It’s also true that most free VPNs will turn a profit from other sources, and not necessarily your money. The most common practice is customer data collection and selling the harvested information to the highest bidder.
On the other side of the industry, you can also find free VPN services that you can trust. It’s rather easy to spot them, as they generally promote policies against monitoring and data logging.
|Product Name||Keeps logs?||Company Name|
|Private Internet Access||No traffic logs||Kape Technologies|
|CyberGhost VPN||No identifying data||Kape Technologies|
|BullGuard VPN||No identifying data||BullGuard|
|NordVPN||No logs||Tefincom & Co., S.A.|
|Surfshark VPN||No logs||Surfshark LTD|
However, these services don’t offer as many features and certain providers even limit some of them. For instance, you might only receive 500 MBs worth of bandwidth per month.
Or you might not be able to access some servers in certain locations. The point is, if a deal seems too good to be true, it probably is.
Can Opera VPN be trusted?
Opera VPN is, obviously, part of the free VPNs we’ve mentioned above. On the other hand, users are unsure regarding which side of the industry this provider belongs to.
We’ve run some tests on Opera VPN and we have a bunch of remarks:
- You can’t use Opera VPN as a system-wide service, as it will only provide Opera browser traffic
- It’s not possible to choose a specific VPN protocol
- Opera VPN doesn’t let you choose an encryption algorithm to protect your traffic
- You can only connect to 3 world-wide locations and an Optimal Location server
- There’s no advanced feature such as a kill switch, split tunneling or double VPN
- Opera VPN can’t circumvent Netflix VPN blocks, therefore it probably has no obfuscation feature
- We’ve noticed significant speed drops, even while using the Optimal Location server
Many of its users or former users made a somewhat valid point. Opera VPN acts more like a proxy instead of a VPN, since it runs exclusively in the web browser and only secures the browser data.
Furthermore, it offers only a few features that a standard VPN comprises, and is way slower than regular VPN services. On the bright side, it’s free and requires no registration.
Now about the trust part, we’re quite convinced that VPNs that don’t log personally identifiable data on their customers are among the most trustworthy.
Opera VPN, at least on paper, seems to respect users’ privacy by claiming that absolutely no browsing activity, original IP address or private data are collected from its customers.
Can Opera VPN be tracked?
If you’re wondering whether or not you can get tracked while using Opera VPN, then the answer is no. VPNs encrypt data and route it through their secure servers, away from the prying eyes of your ISP, or other malevolent agents.
Opera VPN does just the same, but there’s a catch.
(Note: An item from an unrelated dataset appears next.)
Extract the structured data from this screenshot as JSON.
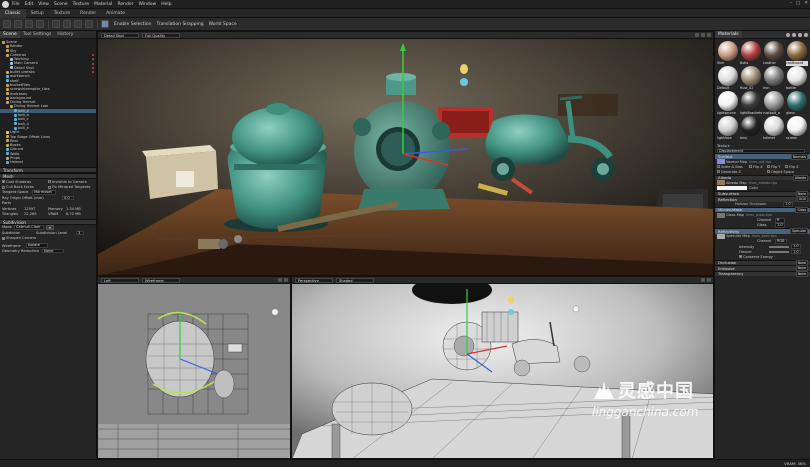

We’ve said it before, but let it be clear that Opera VPN will only encrypt traffic that runs through the Opera web browser.
So even if you have Opera VPN up and running, your torrenting activities, for instance, will be visible to your ISP. The same goes for any other network activity that happens outside of the Opera web browser.
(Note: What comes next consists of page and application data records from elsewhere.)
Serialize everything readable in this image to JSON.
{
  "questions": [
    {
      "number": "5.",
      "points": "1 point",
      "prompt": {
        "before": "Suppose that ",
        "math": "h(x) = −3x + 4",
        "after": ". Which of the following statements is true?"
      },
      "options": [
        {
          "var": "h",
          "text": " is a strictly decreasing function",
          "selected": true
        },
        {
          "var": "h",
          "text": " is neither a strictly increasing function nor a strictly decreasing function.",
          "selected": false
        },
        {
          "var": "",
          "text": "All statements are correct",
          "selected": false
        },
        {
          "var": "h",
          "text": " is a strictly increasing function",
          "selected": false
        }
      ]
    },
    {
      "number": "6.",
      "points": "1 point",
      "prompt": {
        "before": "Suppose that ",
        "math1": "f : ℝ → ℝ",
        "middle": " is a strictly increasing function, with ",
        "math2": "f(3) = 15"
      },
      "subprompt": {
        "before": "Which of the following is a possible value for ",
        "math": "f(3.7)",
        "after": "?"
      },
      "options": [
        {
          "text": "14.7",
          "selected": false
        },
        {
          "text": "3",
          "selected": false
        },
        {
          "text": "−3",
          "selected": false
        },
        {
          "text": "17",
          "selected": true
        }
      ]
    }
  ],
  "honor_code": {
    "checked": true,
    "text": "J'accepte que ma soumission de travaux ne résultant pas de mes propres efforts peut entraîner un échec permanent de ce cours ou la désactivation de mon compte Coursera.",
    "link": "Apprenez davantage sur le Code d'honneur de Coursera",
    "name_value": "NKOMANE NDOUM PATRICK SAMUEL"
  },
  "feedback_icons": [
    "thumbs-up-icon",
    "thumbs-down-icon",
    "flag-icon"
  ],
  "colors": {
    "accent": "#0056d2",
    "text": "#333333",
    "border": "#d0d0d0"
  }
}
But, to get back to our original dilemma, Opera VPN can’t be tracked. Just as long as you remember to keep your business within the web browser and no place else, you should be fine.
Despite rushed claims that Opera VPN is free, therefore it must be possible to track it, you need to keep in mind that it still runs on VPN servers, which are incredibly difficult, if not downright impossible, to track.
It’s not likely that Opera VPN can be tracked
To wrap it up, if you’re not sure about free VPN services and think about starting to use Opera VPN, you can rest assured that your ISP (or other third-parties) won’t be able to track it.
As a matter of fact, the Opera web browser integrates anti-tracking features, alongside its free VPN.
Frequently Asked Questions
If you can’t find the VPN feature in Opera, make sure you check out our comprehensive guide.
While it’s possible that a VPN can get hacked, it’s very unlikely, since most trustworthy services have top-notch defense systems that are almost impossible to break.